t = 0:%pi/50:10*%pi;
plot3d(sin(t),cos(t),t)
When I execute this code the plot is done but the line is not visible, only the box. Any ideas which property I have to change?
Thanks
When I execute this code the plot is done but the line is not visible, only the box. Any ideas which property I have to change? Thanks 


The third argument should, in this case, be a matrix of the size (length arg1) x (length arg2). You'd expect The 2d plot takes a vector of x and a vector of y and plots points at (x1,y1), (x2,y2) etc., joined with lines or not as per style settings. That fits the conceptual model we usually use for 2d plots  charting the relationship of one thing as a function of another, in most cases (y = f(x)). THere are other ways to use a 2d plot: scatter graphs are common but it's easy enough to produce one using the tworowsofdata concept. This doesn't extend smoothly to 3d though as there are many other ways you could use a 3d plot to represent data.
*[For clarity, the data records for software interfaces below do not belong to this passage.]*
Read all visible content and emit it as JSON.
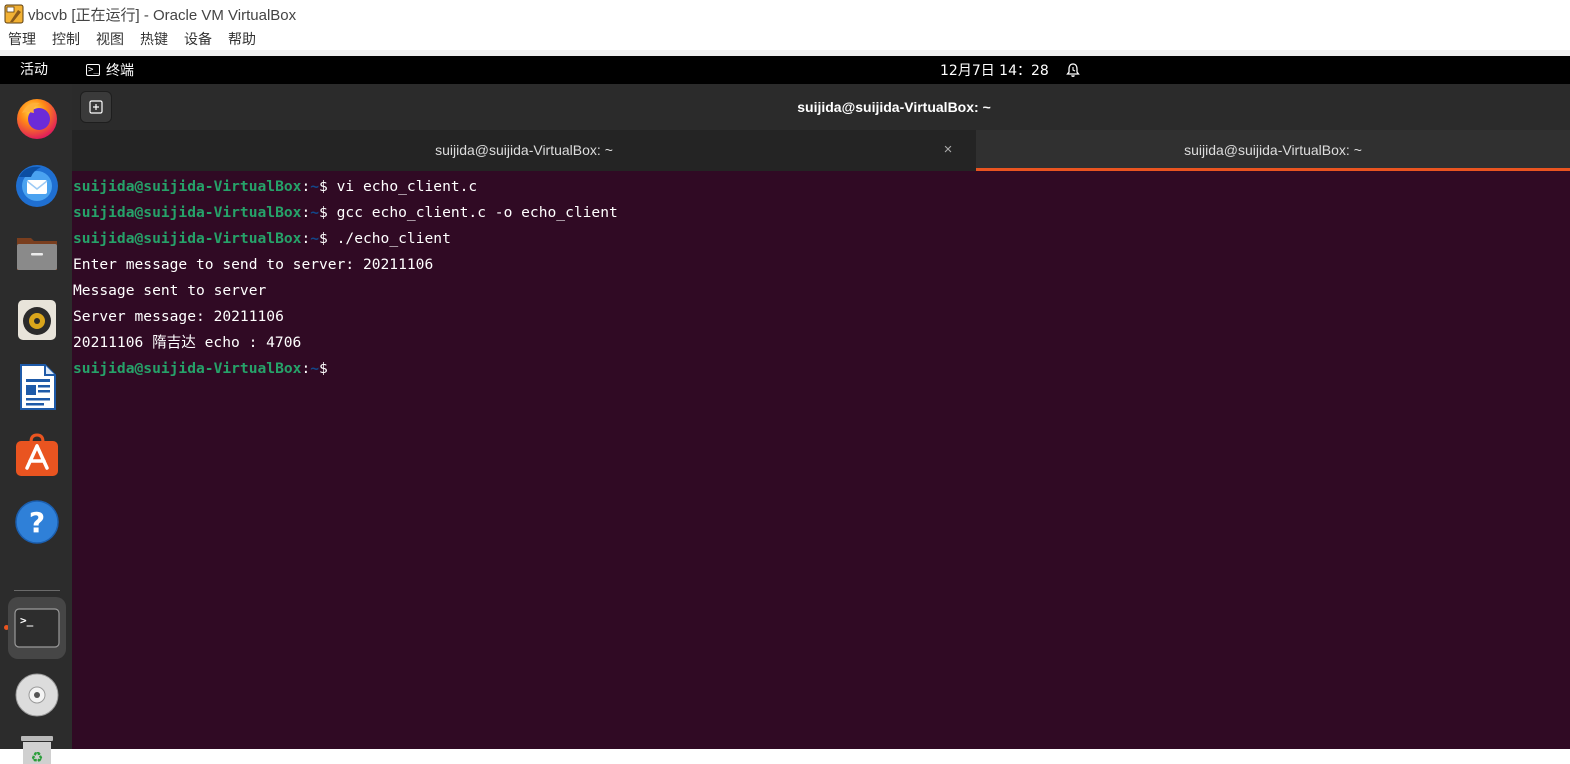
{
  "vbox": {
    "title": "vbcvb [正在运行] - Oracle VM VirtualBox",
    "menu": [
      "管理",
      "控制",
      "视图",
      "热键",
      "设备",
      "帮助"
    ]
  },
  "topbar": {
    "activities": "活动",
    "app_name": "终端",
    "app_icon_glyph": ">_",
    "clock": "12月7日  14：28",
    "icons": [
      "terminal-icon",
      "alarm-icon"
    ]
  },
  "dock": {
    "items": [
      "firefox-icon",
      "thunderbird-icon",
      "files-icon",
      "rhythmbox-icon",
      "libreoffice-writer-icon",
      "app-center-icon",
      "help-icon",
      "terminal-icon",
      "dvd-icon",
      "trash-icon"
    ],
    "active_item": "terminal-icon"
  },
  "terminal": {
    "window_title": "suijida@suijida-VirtualBox: ~",
    "tabs": [
      {
        "label": "suijida@suijida-VirtualBox: ~",
        "active": false
      },
      {
        "label": "suijida@suijida-VirtualBox: ~",
        "active": true
      }
    ],
    "tab_close_glyph": "×",
    "prompt": {
      "user_host": "suijida@suijida-VirtualBox",
      "colon": ":",
      "path": "~",
      "symbol": "$"
    },
    "lines": [
      {
        "type": "prompt",
        "command": " vi echo_client.c"
      },
      {
        "type": "prompt",
        "command": " gcc echo_client.c -o echo_client"
      },
      {
        "type": "prompt",
        "command": " ./echo_client"
      },
      {
        "type": "output",
        "text": "Enter message to send to server: 20211106"
      },
      {
        "type": "output",
        "text": "Message sent to server"
      },
      {
        "type": "output",
        "text": "Server message: 20211106"
      },
      {
        "type": "output",
        "text": "20211106 隋吉达 echo : 4706"
      },
      {
        "type": "prompt",
        "command": ""
      }
    ]
  },
  "colors": {
    "terminal_bg": "#300a24",
    "prompt_green": "#26a269",
    "prompt_blue": "#12488b",
    "accent_orange": "#e95420",
    "dock_bg": "#2c2c2c"
  }
}
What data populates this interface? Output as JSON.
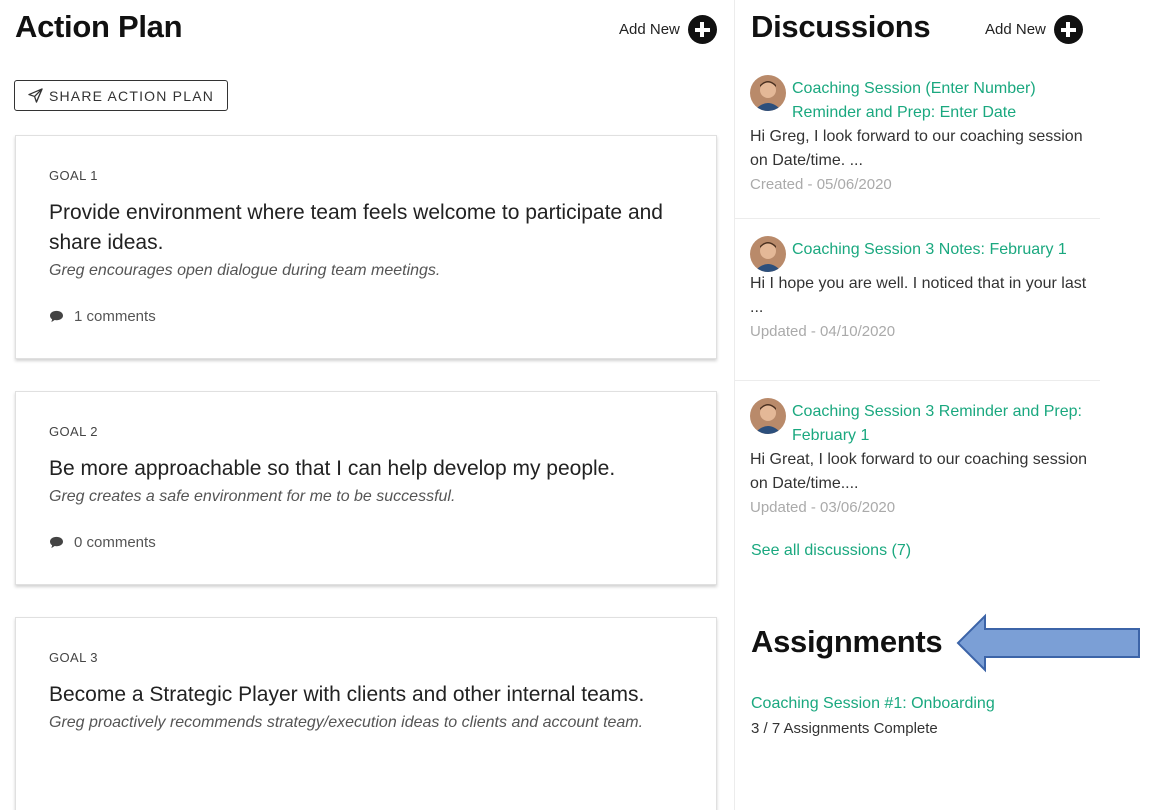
{
  "action_plan": {
    "title": "Action Plan",
    "add_new_label": "Add New",
    "share_label": "SHARE ACTION PLAN",
    "goals": [
      {
        "label": "GOAL 1",
        "title": "Provide environment where team feels welcome to participate and share ideas.",
        "description": "Greg encourages open dialogue during team meetings.",
        "comments": "1 comments"
      },
      {
        "label": "GOAL 2",
        "title": "Be more approachable so that I can help develop my people.",
        "description": "Greg creates a safe environment for me to be successful.",
        "comments": "0 comments"
      },
      {
        "label": "GOAL 3",
        "title": "Become a Strategic Player with clients and other internal teams.",
        "description": "Greg proactively recommends strategy/execution ideas to clients and account team."
      }
    ]
  },
  "discussions": {
    "title": "Discussions",
    "add_new_label": "Add New",
    "items": [
      {
        "title": "Coaching Session (Enter Number) Reminder and Prep: Enter Date",
        "excerpt": "Hi Greg, I look forward to our coaching session on Date/time. ...",
        "meta": "Created - 05/06/2020"
      },
      {
        "title": "Coaching Session 3 Notes: February 1",
        "excerpt": "Hi I hope you are well. I noticed that in your last ...",
        "meta": "Updated - 04/10/2020"
      },
      {
        "title": "Coaching Session 3 Reminder and Prep: February 1",
        "excerpt": "Hi Great, I look forward to our coaching session on Date/time....",
        "meta": "Updated - 03/06/2020"
      }
    ],
    "see_all": "See all discussions (7)"
  },
  "assignments": {
    "title": "Assignments",
    "item_title": "Coaching Session #1: Onboarding",
    "progress_text": "3 / 7 Assignments Complete"
  },
  "colors": {
    "accent_green": "#1aa87f",
    "annotation_arrow_fill": "#7b9fd6",
    "annotation_arrow_stroke": "#3c64a8"
  }
}
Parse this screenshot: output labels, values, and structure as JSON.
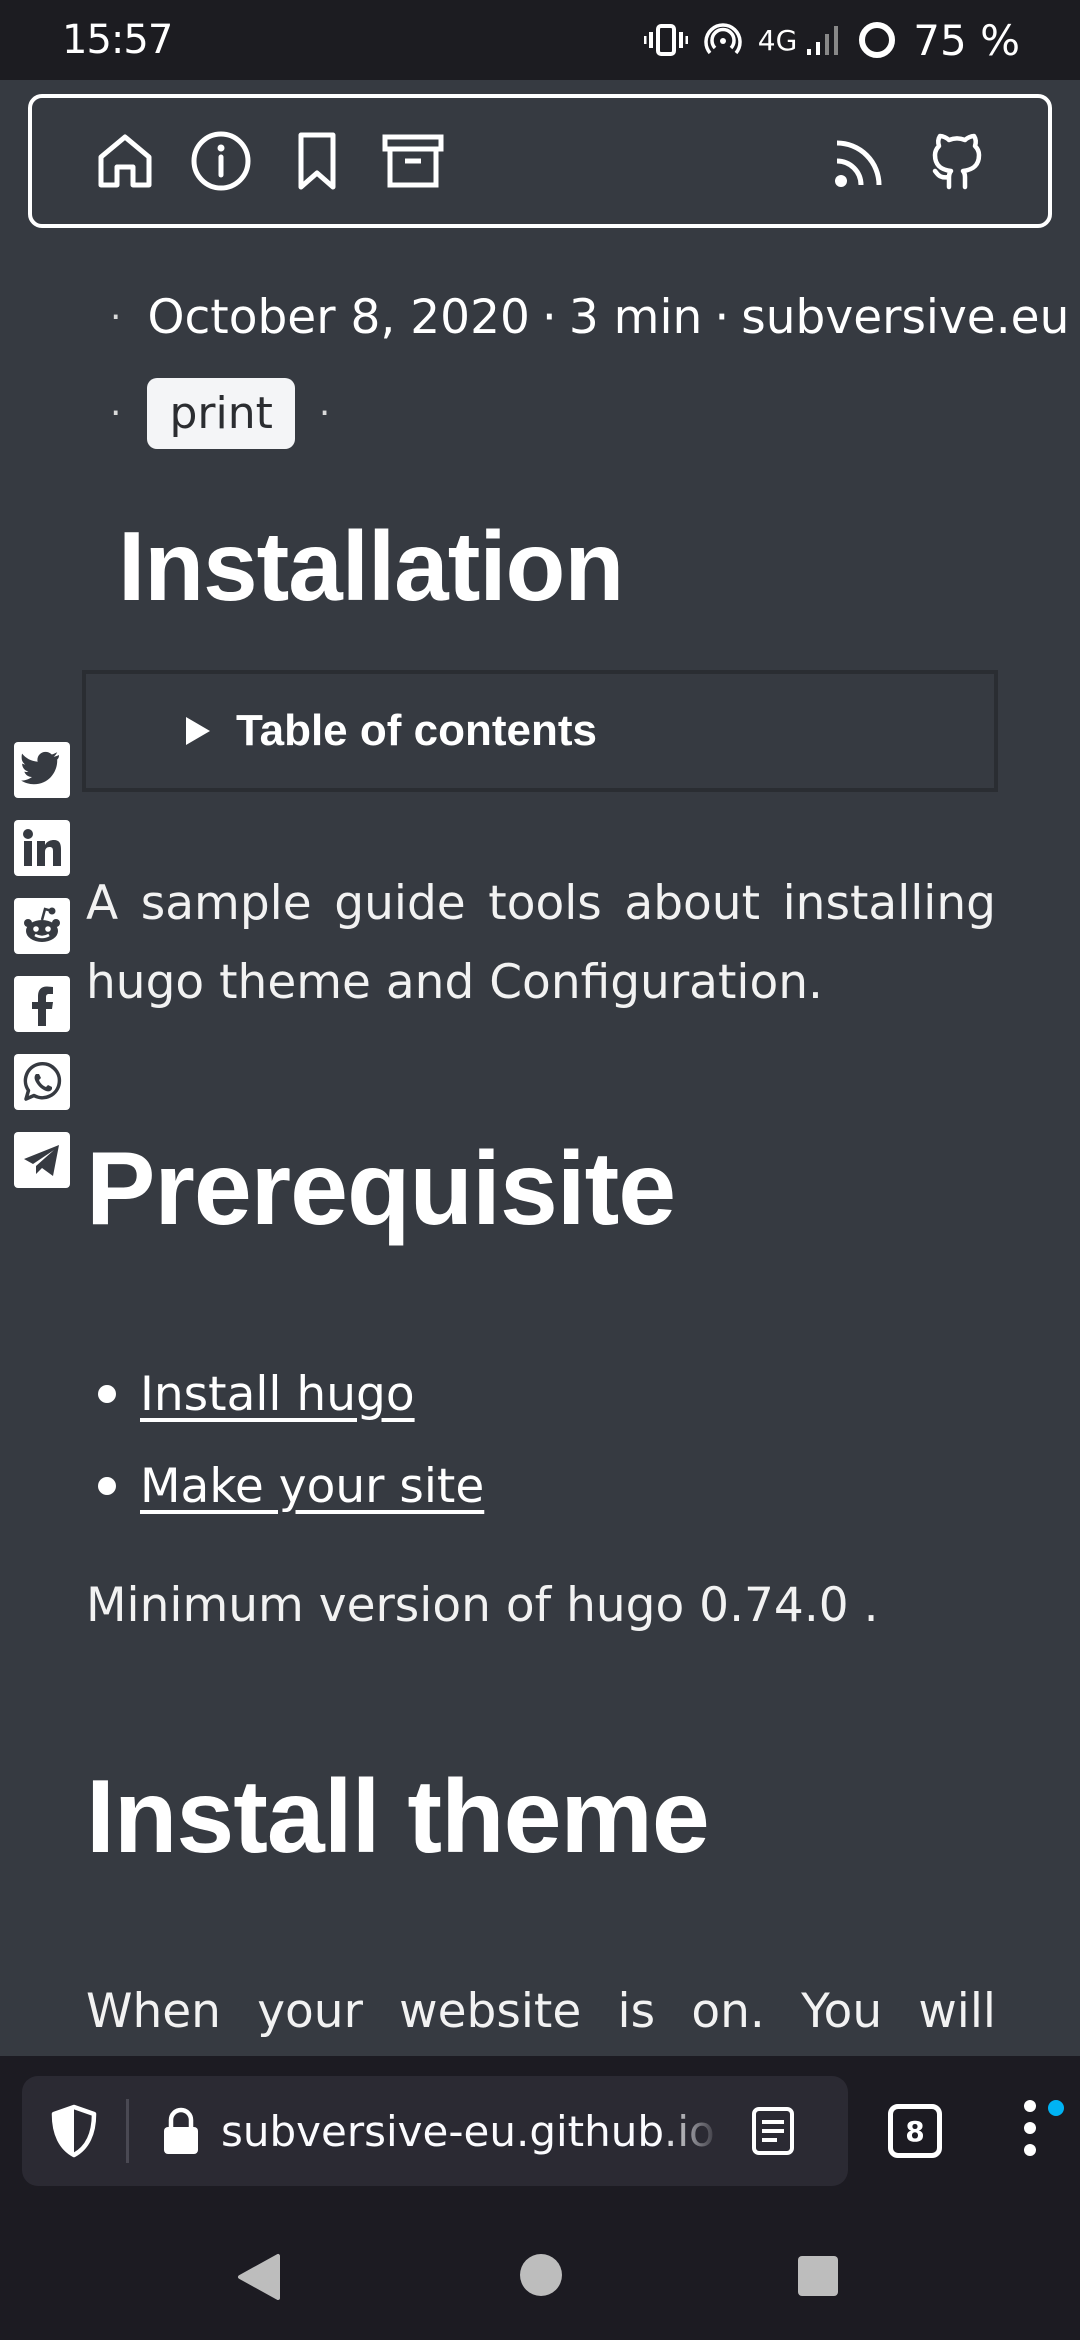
{
  "status_bar": {
    "time": "15:57",
    "network": "4G",
    "battery": "75 %"
  },
  "header": {
    "nav_icons": [
      "home-icon",
      "info-icon",
      "bookmark-icon",
      "archive-icon"
    ],
    "right_icons": [
      "rss-icon",
      "github-icon"
    ]
  },
  "post_meta": {
    "separator": "·",
    "date": "October 8, 2020",
    "reading_time": "3 min",
    "author": "subversive.eu",
    "tag": "print"
  },
  "article": {
    "title": "Installation",
    "toc_label": "Table of contents",
    "intro": "A sample guide tools about installing hugo theme and Configuration.",
    "prereq_heading": "Prerequisite",
    "prereq_items": [
      "Install hugo",
      "Make your site"
    ],
    "min_version": "Minimum version of hugo 0.74.0 .",
    "install_heading": "Install theme",
    "install_text": "When your website is on. You will install"
  },
  "share": [
    "twitter-icon",
    "linkedin-icon",
    "reddit-icon",
    "facebook-icon",
    "whatsapp-icon",
    "telegram-icon"
  ],
  "browser": {
    "url": "subversive-eu.github.io",
    "tab_count": "8",
    "notification_color": "#00b3f4"
  },
  "colors": {
    "page_bg": "#363a41",
    "bar_bg": "#1c1b22",
    "text": "#ffffff"
  }
}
If you gave it three vectors of coordinates and asked it to draw a line between them all what might we want to use that for? Is that the most useful way of using a 3d plot? Most packages give you different visualisation types for the different kinds of data. Mathematica has a lot of 3d visualisation types and Python/Scipy/Mayavi2 has even more. Matlab has a number too but Scilab, while normally mirroring Matlab, in this case prefers to handle it all with the I think of it like a contour plot: you give it a vector of x and a vector of y and it uses those to create a grid of (x,y) points. The third argument is then a matrix whose dimensions match those of the (x,y) grid holding the zcoordinates of each point. The first example in the docs does what I think you're after:
The first line creates a column vector of length 21
The second line computes a 21 x 21 matrix of products of the permutations of sin(t) with cos(t)  note the transpose in the
Then when it plots them it draws (x1,y1,z11), (x1,y2,x12), (x2,y2,z22) and so on. It draws lines between adjacent points in a mesh, or no lines, or just the surface.